Exercise objective:
The listing is to be reproduced in full, with no character altered.

The data:
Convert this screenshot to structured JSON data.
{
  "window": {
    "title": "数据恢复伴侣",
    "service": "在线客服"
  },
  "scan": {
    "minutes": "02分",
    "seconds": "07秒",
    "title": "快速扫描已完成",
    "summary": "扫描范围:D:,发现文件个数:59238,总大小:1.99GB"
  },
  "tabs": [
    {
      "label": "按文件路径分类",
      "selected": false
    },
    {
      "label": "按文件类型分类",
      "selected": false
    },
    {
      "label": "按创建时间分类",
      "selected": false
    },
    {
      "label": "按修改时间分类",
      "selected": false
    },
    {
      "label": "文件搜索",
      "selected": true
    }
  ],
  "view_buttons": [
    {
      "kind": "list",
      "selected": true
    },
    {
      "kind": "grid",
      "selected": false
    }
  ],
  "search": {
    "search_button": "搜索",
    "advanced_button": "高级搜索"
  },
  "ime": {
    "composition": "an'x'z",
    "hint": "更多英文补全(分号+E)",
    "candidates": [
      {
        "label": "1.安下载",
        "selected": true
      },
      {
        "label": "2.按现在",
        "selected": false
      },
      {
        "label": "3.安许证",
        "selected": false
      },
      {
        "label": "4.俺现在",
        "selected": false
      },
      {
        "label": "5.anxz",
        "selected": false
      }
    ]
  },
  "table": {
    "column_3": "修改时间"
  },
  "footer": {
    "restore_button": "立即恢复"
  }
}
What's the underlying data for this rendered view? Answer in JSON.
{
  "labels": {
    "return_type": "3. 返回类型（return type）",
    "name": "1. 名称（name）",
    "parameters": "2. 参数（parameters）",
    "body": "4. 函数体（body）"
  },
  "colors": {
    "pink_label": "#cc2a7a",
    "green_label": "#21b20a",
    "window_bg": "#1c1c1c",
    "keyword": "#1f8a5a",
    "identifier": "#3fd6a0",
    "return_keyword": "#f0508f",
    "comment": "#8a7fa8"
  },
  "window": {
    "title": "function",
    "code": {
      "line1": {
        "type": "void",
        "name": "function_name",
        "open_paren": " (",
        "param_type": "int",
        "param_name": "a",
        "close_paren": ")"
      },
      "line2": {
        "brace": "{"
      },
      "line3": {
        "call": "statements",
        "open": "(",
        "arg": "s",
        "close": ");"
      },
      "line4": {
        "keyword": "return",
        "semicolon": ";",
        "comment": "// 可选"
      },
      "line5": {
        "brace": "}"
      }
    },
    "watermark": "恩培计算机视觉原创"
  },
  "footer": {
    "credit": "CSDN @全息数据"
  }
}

Response box:
Convert this screenshot to structured JSON data.
{
  "window": {
    "title": "数据恢复伴侣",
    "service": "在线客服"
  },
  "scan": {
    "minutes": "02分",
    "seconds": "07秒",
    "title": "快速扫描已完成",
    "summary": "扫描范围:D:,发现文件个数:59238,总大小:1.99GB"
  },
  "tabs": [
    {
      "label": "按文件路径分类",
      "selected": false
    },
    {
      "label": "按文件类型分类",
      "selected": false
    },
    {
      "label": "按创建时间分类",
      "selected": false
    },
    {
      "label": "按修改时间分类",
      "selected": false
    },
    {
      "label": "文件搜索",
      "selected": true
    }
  ],
  "view_buttons": [
    {
      "kind": "list",
      "selected": true
    },
    {
      "kind": "grid",
      "selected": false
    }
  ],
  "search": {
    "search_button": "搜索",
    "advanced_button": "高级搜索"
  },
  "ime": {
    "composition": "an'x'z",
    "hint": "更多英文补全(分号+E)",
    "candidates": [
      {
        "label": "1.安下载",
        "selected": true
      },
      {
        "label": "2.按现在",
        "selected": false
      },
      {
        "label": "3.安许证",
        "selected": false
      },
      {
        "label": "4.俺现在",
        "selected": false
      },
      {
        "label": "5.anxz",
        "selected": false
      }
    ]
  },
  "table": {
    "column_3": "修改时间"
  },
  "footer": {
    "restore_button": "立即恢复"
  }
}
What's the underlying data for this rendered view? Answer in JSON.
{
  "labels": {
    "return_type": "3. 返回类型（return type）",
    "name": "1. 名称（name）",
    "parameters": "2. 参数（parameters）",
    "body": "4. 函数体（body）"
  },
  "colors": {
    "pink_label": "#cc2a7a",
    "green_label": "#21b20a",
    "window_bg": "#1c1c1c",
    "keyword": "#1f8a5a",
    "identifier": "#3fd6a0",
    "return_keyword": "#f0508f",
    "comment": "#8a7fa8"
  },
  "window": {
    "title": "function",
    "code": {
      "line1": {
        "type": "void",
        "name": "function_name",
        "open_paren": " (",
        "param_type": "int",
        "param_name": "a",
        "close_paren": ")"
      },
      "line2": {
        "brace": "{"
      },
      "line3": {
        "call": "statements",
        "open": "(",
        "arg": "s",
        "close": ");"
      },
      "line4": {
        "keyword": "return",
        "semicolon": ";",
        "comment": "// 可选"
      },
      "line5": {
        "brace": "}"
      }
    },
    "watermark": "恩培计算机视觉原创"
  },
  "footer": {
    "credit": "CSDN @全息数据"
  }
}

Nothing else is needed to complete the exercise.